We discuss therapy, and she feels I would be better working with my subconscious. Psychology works with conscious thoughts, psychodynamic psychotherapy with the unconscious. I would prefer that too.
-Can you think of good and bad experiences with therapists?
The bad experience was spending about forty minutes almost silent, psyching myself up to share something which I was ashamed of. Near the end, I did; and she would not see me again.
M. agrees that is a bad experience.
I knelt on his floor, and smoothed out the wrinkles in his rug. It was what I wanted to do. I did not like the wrinkles. I also thought my desire eccentric, so doing it was liberating. I could do what I wanted. So much of this unconscious work is in symbols!

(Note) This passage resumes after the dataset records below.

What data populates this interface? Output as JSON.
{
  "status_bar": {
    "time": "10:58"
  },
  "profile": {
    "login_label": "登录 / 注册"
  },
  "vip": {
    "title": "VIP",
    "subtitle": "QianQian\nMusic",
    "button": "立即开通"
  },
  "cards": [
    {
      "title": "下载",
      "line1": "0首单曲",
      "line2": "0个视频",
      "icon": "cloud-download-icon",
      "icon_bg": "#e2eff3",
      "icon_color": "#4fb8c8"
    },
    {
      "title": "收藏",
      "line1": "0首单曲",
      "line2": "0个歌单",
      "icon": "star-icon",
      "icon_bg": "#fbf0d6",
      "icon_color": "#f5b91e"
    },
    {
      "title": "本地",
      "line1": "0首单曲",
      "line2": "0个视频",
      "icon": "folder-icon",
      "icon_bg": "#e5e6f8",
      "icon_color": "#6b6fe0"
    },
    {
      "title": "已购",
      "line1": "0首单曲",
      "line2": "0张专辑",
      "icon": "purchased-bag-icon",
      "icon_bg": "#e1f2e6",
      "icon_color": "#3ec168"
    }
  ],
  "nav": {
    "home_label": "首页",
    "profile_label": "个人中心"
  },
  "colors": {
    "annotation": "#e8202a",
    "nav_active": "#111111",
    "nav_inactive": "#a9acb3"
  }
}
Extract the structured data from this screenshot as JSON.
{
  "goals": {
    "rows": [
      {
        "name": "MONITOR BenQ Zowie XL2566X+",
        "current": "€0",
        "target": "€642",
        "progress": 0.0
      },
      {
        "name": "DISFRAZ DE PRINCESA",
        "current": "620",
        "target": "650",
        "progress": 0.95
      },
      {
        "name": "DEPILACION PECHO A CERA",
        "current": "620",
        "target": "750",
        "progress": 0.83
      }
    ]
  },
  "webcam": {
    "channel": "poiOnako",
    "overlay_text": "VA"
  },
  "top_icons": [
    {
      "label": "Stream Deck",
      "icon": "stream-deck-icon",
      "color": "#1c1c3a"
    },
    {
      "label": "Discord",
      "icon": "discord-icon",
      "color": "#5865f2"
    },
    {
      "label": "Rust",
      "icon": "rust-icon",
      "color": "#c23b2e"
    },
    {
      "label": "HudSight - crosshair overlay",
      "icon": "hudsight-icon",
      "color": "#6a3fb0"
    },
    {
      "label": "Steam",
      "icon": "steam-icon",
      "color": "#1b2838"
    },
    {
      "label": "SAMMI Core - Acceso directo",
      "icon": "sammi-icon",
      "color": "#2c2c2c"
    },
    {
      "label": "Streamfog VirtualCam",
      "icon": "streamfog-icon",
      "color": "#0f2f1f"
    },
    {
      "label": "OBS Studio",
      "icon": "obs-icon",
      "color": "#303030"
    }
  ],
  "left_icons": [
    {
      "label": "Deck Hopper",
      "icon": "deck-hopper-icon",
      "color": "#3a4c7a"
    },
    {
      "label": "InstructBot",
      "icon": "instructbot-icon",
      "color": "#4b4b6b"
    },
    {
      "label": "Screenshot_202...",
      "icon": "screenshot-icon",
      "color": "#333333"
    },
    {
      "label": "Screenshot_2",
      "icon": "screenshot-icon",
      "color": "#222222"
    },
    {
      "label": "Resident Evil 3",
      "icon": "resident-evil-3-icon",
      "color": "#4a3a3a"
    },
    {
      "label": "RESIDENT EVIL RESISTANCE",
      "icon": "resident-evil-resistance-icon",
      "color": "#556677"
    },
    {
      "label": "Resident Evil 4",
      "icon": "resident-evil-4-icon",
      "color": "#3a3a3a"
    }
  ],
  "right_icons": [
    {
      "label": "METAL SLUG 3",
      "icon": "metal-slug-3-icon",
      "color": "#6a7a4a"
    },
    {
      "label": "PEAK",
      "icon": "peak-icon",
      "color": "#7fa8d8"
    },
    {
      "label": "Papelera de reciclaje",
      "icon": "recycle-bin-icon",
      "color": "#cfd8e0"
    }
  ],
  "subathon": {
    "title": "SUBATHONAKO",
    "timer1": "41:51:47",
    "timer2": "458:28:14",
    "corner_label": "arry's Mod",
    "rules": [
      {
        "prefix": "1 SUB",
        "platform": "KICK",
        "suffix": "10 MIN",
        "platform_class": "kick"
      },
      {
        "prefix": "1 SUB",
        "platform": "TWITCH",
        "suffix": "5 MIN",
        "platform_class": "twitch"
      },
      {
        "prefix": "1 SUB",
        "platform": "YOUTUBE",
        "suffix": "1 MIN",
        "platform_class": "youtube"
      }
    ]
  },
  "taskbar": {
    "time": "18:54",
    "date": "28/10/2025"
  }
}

The best thing that counsellor said to me was “Of Course you are transsexual!” And I did not see him again for six months.
Behavioural activation did nothing for me in practice, but that article makes sense: when people become depressed, many of their activities function as avoidance and escape from aversive thoughts, feelings or external situations. Depression therefore occurs when a person develops a narrow repertoire of passive behaviour and efficiently avoids aversive stimuli. As a consequence, someone with depression engages less frequently in pleasant or satisfying activities and obtains less positive reinforcement than someone without depression. The problem is identifying them. In theory walking in the sun should make me happier. I don’t want to. What might make me happy?
Cognitive Behavioural Therapy concepts like Situation Thought Emotion Behaviour and black and white thinking made sense to me and gave me answers to the inner voices, saying I am useless.
Thirteen parcels of books are being delivered from Friends House and stored in the meeting house. I could have had these delivered to my house, but that would mean needing a friend with a car to deliver them to the meeting house. So I spent Saturday at the meeting house so I could take delivery there, and not need a friend. How can I trust, or rely on someone? It is a common job interview question, how are you at team work- I can give, but do not want to take.
I also told my history. That rejection, that knock-back. Her manner is lovely, sympathetic: this in itself may be therapeutic; at least it makes me feel better in the moment.
Liz drove me over to see this Quaker psychologist, and Quakers will probably pay for therapy. That made me feel cared for, loved and valued. It is a precious feeling. Hold on to it.